With the original release of the album, you had mentioned that your producer, Jay Joyce, had said that Your Life Is A Record was a breakup record. And while you agreed with him, you also took it to a different level saying it was you breaking up with a particular idea of what country music radio is. You’ve had a whole year livin’ with this album, creating, doing different projects. The idea of being a country music artist– and I know you’re a fan of country music as well– versus being a country music radio artist. That divide, I often feel, gets wider and wider every year. What do you think?

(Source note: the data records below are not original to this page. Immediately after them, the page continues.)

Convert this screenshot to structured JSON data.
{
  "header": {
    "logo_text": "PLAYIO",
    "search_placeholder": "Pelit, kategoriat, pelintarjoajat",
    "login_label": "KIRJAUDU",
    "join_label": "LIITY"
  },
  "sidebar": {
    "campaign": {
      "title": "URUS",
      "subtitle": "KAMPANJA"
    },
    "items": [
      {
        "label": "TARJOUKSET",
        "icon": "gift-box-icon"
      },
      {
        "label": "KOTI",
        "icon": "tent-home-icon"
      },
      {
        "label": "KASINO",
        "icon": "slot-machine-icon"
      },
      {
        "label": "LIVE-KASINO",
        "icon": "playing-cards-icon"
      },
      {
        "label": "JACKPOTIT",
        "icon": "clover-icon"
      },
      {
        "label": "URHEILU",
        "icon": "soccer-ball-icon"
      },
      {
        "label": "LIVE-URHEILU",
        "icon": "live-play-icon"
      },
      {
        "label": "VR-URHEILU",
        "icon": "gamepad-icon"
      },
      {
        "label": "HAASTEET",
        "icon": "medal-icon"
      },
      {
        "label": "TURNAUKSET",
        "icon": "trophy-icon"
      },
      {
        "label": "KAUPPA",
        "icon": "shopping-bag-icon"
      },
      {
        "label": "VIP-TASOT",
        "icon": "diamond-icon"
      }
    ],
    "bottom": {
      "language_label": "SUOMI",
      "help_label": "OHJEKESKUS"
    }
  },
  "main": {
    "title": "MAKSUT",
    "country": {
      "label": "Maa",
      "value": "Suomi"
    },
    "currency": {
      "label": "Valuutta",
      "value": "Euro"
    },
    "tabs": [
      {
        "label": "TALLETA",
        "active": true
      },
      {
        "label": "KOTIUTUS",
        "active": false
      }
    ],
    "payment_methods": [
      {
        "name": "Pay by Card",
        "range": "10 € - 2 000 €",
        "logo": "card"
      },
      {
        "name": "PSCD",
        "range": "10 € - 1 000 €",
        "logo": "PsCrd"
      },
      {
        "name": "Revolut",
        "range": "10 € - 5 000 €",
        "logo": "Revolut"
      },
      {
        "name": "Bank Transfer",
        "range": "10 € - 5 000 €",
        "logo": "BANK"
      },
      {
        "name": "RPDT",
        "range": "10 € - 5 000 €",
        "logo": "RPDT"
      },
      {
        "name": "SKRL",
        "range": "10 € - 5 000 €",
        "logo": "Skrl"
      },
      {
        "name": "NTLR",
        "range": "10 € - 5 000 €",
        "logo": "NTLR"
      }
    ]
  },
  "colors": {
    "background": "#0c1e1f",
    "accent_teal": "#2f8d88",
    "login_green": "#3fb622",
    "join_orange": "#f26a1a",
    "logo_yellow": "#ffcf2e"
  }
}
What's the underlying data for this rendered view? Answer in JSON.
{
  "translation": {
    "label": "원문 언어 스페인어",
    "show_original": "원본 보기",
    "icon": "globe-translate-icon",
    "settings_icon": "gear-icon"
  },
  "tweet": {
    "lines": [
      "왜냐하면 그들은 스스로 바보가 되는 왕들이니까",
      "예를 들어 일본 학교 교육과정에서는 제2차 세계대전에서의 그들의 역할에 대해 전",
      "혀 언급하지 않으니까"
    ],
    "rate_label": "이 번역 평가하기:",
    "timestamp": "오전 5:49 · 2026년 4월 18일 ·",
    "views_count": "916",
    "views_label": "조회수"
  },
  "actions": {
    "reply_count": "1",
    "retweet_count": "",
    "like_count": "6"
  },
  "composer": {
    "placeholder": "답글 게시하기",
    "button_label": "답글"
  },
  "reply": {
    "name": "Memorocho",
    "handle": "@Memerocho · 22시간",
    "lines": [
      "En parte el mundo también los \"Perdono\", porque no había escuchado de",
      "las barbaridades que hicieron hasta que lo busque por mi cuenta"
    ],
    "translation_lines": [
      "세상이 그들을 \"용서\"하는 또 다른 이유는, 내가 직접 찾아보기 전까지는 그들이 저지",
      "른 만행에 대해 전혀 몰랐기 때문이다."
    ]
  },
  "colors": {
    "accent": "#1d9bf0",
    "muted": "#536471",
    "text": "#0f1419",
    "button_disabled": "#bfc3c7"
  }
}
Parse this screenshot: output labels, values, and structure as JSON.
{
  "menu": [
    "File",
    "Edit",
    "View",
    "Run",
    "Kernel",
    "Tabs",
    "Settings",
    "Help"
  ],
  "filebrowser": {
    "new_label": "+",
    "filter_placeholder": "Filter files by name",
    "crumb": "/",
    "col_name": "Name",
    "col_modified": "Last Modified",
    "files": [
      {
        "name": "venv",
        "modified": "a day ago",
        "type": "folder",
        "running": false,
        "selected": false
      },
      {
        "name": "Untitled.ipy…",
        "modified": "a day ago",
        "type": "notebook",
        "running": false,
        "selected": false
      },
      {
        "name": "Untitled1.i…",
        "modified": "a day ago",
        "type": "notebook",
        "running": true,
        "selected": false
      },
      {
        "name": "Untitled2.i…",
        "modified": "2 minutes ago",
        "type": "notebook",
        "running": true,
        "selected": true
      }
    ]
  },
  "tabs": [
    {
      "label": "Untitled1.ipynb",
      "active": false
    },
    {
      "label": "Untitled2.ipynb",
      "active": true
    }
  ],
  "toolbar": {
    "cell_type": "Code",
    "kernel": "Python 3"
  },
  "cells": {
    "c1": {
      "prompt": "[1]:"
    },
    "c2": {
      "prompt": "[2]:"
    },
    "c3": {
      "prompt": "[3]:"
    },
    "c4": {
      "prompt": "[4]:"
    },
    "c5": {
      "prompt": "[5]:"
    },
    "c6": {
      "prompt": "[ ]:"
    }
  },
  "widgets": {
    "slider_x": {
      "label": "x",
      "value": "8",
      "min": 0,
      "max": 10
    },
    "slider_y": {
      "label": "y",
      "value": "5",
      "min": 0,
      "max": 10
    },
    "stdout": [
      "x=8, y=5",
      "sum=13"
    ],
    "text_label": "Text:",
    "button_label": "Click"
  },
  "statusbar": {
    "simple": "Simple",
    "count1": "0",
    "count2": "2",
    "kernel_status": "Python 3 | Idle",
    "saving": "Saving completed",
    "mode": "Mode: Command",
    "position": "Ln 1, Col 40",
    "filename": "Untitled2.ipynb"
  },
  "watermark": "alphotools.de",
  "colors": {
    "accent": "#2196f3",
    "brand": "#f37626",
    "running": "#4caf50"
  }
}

I agree with you. In fact, I’ve never heard somebody put it as eloquently as you just did– being a country artist versus being a country radio artist. Yeah, I think those are two completely different worlds. I think being a country artist sometimes falls into what some people call Americana or roots. I don’t have anything against country radio artists. There are country radio artists I work with, there are country radio artists I’m a major fan of– but I don’t fit into what that is. I’m gonna keep makin’ music, and I want to always feel good about where I land. And I do feel good to land in country, Americana, roots.
What do you want to do next?
You know, I’m figuring it out right now! I’m really lucky to have a very supportive label. I’m signed to Warner LA, have been for the last two projects. They’re really encouraging me right now to explore some different things. I don’t ever want to make the same record twice– and that gets harder as you go along. I’m really proud of this last record, so I want to do something that I’m equally as proud of and for it to match where I’m at when I make it.